Instructions to follow - In the records that follow, find each line containing "true" and copy it.

======== Material to process

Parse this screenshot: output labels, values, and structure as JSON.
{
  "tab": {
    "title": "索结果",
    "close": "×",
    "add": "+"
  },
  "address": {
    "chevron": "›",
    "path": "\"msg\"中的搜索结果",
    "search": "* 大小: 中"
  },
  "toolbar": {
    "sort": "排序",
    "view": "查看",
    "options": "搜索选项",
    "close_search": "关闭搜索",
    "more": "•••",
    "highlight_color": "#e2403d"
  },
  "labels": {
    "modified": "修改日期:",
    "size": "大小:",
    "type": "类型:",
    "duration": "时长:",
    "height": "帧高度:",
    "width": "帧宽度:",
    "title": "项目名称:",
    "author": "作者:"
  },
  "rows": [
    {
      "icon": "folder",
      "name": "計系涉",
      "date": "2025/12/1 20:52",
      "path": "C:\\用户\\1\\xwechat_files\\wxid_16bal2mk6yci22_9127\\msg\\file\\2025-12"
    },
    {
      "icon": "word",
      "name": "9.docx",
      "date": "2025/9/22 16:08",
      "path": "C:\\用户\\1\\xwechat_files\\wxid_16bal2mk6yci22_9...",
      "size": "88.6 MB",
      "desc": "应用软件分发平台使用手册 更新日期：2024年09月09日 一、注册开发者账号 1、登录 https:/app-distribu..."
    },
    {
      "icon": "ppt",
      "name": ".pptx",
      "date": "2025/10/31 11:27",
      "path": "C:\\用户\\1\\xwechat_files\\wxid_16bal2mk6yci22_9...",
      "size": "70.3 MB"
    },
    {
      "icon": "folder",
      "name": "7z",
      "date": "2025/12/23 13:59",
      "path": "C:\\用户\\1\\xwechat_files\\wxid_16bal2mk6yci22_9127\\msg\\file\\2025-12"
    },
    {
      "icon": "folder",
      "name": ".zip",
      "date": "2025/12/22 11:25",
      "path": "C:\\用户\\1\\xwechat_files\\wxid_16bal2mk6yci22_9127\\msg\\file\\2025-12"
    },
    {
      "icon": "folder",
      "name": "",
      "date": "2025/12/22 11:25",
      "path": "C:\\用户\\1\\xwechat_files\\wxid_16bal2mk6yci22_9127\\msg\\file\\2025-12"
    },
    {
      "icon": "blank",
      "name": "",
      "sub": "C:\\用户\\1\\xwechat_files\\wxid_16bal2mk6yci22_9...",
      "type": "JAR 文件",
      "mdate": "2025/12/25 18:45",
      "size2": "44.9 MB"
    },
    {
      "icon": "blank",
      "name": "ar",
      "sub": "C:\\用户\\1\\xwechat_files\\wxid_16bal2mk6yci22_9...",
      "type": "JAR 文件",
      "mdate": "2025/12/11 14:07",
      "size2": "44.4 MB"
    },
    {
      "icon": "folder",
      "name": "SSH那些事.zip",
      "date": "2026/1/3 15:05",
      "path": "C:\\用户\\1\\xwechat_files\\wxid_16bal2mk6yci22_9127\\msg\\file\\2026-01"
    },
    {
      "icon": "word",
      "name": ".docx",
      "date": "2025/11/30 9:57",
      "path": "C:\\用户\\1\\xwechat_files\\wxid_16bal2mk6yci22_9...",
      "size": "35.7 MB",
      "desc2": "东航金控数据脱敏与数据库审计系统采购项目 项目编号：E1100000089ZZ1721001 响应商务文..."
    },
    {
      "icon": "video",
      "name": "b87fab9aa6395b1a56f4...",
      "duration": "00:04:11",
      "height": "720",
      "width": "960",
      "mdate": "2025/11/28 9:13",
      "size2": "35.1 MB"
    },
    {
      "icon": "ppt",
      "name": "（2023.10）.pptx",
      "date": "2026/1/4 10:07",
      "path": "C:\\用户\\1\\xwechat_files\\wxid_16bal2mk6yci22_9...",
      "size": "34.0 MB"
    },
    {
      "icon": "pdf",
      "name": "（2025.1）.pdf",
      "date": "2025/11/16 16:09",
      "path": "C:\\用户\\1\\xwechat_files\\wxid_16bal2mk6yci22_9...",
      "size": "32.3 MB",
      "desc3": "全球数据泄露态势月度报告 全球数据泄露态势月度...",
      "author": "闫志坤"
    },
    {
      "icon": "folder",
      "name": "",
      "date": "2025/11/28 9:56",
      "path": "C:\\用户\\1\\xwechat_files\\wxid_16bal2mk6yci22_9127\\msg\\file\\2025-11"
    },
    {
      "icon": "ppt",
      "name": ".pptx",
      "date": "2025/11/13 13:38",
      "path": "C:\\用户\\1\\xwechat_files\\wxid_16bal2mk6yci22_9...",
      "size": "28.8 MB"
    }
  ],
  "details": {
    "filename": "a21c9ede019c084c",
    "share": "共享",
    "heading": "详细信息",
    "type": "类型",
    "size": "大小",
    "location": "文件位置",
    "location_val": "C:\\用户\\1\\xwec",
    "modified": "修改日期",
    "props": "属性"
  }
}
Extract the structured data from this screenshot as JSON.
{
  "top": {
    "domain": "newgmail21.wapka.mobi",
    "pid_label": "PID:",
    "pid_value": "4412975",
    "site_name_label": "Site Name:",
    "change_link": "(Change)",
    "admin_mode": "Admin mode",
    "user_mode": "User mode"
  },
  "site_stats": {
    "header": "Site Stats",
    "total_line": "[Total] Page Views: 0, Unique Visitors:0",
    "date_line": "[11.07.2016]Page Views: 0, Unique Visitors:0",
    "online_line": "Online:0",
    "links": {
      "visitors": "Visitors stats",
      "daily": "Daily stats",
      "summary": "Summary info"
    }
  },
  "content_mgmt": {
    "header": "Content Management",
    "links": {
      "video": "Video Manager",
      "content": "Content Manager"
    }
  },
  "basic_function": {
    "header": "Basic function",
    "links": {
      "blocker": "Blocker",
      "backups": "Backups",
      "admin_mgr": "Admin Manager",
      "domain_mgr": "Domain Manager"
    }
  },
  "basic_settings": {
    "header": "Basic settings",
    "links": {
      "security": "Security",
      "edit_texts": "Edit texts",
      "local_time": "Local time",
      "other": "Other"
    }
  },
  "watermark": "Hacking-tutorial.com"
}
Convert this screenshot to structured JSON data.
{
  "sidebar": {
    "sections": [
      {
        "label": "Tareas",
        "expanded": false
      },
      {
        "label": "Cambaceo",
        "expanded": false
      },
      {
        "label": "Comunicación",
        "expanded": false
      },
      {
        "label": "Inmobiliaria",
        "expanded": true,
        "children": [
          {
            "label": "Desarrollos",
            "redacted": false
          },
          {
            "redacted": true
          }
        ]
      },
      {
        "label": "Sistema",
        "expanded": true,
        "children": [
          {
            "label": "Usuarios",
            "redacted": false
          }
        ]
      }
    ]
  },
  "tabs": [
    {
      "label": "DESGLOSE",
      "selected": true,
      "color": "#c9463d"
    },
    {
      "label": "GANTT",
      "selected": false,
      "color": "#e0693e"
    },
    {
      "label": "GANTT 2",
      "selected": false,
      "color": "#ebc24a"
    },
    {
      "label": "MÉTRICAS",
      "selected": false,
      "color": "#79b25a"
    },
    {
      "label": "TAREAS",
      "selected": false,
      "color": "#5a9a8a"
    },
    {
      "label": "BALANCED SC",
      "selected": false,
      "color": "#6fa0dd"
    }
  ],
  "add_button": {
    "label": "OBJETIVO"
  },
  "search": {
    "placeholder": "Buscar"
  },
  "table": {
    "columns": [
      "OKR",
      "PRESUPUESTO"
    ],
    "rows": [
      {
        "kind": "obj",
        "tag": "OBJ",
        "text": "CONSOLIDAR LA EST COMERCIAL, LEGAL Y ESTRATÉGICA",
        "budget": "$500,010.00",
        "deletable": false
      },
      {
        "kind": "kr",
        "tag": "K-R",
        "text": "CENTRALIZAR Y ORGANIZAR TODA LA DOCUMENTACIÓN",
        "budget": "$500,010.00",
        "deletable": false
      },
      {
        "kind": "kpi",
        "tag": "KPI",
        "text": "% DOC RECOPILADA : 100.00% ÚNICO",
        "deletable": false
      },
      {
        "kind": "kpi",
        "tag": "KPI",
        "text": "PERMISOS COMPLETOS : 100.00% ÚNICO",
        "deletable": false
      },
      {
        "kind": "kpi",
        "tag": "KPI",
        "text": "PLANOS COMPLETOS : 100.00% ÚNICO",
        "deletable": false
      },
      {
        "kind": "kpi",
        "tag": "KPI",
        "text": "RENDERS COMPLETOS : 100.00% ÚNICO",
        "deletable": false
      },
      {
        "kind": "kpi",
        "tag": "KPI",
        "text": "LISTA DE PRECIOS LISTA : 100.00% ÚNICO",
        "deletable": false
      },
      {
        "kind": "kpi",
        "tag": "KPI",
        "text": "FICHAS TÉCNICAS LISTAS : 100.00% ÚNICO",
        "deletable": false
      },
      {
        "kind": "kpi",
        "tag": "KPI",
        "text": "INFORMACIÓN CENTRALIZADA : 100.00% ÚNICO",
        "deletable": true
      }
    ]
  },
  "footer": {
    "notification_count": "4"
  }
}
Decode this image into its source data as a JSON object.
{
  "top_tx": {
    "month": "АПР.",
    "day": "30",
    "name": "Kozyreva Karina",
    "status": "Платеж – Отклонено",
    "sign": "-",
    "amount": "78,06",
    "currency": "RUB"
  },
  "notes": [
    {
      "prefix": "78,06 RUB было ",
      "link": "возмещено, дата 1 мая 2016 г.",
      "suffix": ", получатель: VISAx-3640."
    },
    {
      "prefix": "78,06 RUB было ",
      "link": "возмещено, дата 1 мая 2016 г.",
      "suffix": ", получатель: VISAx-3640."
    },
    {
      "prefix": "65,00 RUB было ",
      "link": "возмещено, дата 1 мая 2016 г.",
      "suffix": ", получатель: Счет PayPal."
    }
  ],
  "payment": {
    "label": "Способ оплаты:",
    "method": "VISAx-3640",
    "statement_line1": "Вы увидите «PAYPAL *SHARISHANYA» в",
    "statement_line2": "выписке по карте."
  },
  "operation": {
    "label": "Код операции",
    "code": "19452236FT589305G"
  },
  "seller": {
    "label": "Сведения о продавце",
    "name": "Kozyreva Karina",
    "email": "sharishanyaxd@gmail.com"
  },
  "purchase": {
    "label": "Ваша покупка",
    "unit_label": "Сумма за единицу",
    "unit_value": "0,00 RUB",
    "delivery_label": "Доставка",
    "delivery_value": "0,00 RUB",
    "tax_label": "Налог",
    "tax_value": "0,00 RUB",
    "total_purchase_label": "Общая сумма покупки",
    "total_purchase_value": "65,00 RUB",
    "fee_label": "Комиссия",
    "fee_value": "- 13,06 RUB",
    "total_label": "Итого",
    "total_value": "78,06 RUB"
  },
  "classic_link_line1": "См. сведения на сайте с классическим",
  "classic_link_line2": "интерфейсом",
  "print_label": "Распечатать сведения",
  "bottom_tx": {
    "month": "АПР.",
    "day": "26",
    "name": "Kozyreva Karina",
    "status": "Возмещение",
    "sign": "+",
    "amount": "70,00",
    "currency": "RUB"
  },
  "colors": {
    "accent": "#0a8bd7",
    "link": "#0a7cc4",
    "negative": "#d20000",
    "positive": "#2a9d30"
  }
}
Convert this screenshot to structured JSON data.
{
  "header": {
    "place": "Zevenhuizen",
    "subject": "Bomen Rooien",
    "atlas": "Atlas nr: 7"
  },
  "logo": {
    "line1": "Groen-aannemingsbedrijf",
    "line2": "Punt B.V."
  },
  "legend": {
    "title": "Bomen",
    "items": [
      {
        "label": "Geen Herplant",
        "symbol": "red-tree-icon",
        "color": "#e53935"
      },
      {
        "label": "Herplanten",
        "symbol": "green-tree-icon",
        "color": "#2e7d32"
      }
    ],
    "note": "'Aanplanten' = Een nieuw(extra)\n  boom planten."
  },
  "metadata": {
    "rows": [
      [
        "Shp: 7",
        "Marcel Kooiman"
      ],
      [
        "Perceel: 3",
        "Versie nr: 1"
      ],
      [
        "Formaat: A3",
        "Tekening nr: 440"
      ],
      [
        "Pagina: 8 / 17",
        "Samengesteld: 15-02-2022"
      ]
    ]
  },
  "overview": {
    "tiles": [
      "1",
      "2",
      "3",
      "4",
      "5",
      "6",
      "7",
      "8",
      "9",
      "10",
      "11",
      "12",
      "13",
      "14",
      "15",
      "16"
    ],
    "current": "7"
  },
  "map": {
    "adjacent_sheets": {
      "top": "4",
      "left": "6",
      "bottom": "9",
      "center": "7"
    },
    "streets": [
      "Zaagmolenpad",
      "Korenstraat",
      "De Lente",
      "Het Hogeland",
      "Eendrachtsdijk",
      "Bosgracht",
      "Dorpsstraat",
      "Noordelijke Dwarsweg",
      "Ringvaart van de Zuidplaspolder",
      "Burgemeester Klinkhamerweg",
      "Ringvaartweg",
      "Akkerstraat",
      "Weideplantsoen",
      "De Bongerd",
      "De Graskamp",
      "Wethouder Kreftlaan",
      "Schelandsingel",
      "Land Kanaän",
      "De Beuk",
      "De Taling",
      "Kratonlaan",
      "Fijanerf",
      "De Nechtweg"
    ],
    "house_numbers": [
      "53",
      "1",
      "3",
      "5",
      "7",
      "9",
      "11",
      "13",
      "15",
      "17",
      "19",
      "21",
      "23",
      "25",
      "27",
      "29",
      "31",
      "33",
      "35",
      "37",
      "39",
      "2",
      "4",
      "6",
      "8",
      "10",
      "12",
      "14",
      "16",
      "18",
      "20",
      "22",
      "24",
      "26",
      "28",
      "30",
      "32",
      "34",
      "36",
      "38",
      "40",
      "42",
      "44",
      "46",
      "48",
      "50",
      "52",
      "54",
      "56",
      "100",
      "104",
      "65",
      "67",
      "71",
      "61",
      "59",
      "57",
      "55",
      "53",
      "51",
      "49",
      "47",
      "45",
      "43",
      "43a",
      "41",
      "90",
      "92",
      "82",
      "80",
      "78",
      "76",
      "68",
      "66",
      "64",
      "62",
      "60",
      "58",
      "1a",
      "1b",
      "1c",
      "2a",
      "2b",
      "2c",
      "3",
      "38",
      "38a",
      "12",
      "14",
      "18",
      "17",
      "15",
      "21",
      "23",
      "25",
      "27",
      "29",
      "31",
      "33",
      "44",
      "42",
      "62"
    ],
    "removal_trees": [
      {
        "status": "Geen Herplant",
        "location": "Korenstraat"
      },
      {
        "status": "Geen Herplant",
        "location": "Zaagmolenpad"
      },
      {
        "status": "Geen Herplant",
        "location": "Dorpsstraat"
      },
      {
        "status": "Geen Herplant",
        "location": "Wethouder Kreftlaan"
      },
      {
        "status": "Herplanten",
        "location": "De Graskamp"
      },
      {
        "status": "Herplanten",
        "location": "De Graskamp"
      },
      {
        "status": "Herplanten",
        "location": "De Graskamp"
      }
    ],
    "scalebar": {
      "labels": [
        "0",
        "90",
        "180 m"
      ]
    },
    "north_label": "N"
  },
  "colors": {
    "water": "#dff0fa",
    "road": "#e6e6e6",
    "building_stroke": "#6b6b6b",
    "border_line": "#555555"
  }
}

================

Finished task -
        "expanded": true,
            "redacted": true
        "expanded": true,
      "selected": true,
        "deletable": true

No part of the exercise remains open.